"If the government fails to meaningfully invest in a safer, fairer workplace, they'll be staring down the barrel of a mass exodus of highly skilled and qualified workers."
At least 12 Victorian patients have died since October after calls to the state's triple zero service went unanswered or were not picked up quickly enough.
Premier Daniel Andrews concedes doing something about it demands serious investment and time.
"You can't generate health professionals in a matter of weeks and months," he says.
In Queensland, emergency call rates are at near-record highs as the Omicron wave continues, with more than 3000 health staff including about 200 paramedics off work in quarantine or isolation.

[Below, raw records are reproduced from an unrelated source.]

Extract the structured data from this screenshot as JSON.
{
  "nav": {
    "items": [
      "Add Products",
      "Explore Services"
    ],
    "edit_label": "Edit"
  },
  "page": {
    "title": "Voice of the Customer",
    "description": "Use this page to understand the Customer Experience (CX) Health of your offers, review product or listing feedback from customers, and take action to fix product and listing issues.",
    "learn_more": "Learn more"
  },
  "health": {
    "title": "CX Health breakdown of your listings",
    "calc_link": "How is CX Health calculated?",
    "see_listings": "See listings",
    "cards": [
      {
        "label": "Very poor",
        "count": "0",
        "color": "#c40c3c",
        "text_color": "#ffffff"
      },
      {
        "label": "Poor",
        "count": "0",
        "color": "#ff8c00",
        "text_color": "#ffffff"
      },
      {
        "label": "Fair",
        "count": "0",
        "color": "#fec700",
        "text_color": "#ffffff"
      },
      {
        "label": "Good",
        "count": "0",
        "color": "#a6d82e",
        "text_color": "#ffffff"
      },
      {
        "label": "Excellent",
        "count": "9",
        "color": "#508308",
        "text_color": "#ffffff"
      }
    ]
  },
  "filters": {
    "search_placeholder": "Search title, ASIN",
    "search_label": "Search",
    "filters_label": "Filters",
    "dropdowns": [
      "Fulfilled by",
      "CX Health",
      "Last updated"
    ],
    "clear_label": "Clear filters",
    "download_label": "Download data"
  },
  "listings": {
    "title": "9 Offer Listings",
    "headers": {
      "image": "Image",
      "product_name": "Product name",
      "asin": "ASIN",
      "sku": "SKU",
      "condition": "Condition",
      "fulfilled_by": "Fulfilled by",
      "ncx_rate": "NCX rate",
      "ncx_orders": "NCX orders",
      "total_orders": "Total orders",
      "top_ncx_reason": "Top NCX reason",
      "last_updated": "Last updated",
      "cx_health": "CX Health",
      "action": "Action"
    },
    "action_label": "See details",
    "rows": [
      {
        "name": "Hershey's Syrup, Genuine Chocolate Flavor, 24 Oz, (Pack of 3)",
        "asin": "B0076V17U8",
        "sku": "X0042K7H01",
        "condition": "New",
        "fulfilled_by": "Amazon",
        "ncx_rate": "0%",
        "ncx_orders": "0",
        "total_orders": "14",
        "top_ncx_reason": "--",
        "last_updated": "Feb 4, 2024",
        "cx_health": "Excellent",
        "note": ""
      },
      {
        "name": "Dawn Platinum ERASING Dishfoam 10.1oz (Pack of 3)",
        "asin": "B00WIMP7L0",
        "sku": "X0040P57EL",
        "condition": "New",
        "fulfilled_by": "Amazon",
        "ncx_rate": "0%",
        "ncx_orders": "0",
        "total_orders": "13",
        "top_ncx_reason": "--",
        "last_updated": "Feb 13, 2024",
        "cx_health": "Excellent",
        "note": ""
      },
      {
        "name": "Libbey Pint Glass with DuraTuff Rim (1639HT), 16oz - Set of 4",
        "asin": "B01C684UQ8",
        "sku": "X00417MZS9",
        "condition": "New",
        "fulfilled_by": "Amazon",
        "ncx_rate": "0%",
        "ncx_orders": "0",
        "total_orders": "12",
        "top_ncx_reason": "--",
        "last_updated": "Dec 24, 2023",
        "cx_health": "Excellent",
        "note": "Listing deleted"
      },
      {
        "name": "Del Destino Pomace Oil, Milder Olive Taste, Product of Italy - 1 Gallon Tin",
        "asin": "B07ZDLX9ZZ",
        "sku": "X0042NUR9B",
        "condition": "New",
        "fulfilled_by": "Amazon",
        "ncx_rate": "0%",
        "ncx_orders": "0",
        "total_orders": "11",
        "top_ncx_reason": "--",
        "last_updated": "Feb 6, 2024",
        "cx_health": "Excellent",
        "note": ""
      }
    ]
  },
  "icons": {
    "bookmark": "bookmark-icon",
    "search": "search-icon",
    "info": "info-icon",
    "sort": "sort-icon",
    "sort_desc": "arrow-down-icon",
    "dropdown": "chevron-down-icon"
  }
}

For graduates thinking of launching careers overseas rather than taking their chances locally, a job with LAS is like no other, says chief paramedic Dr John Martin.
"Not only is London one of the most exciting cities in the world to live in, it is one of the most challenging and varied environments you can work in as a clinician."
Gold Coast graduate Caitlin Innis has already taken the plunge.
"Never in my wildest dreams did I think I would be working (here) as a paramedic ... I keep pinching myself," she said.
"London has so much to offer; each day feels like a new adventure."
Ms Innis says working with the LAS has exposed her to an array of emergency scenarios she otherwise might not have encountered.
LAS crews attend more than 3000 priority jobs a day city-wide.
Despite serving nine million residents, workers and visitors, their average response time to serious emergencies is less than seven minutes.
In total, the service employs 8000 staff.
Australian applicants are being urged to apply by the end of April, with face-to-face interviews scheduled for the beginning of May.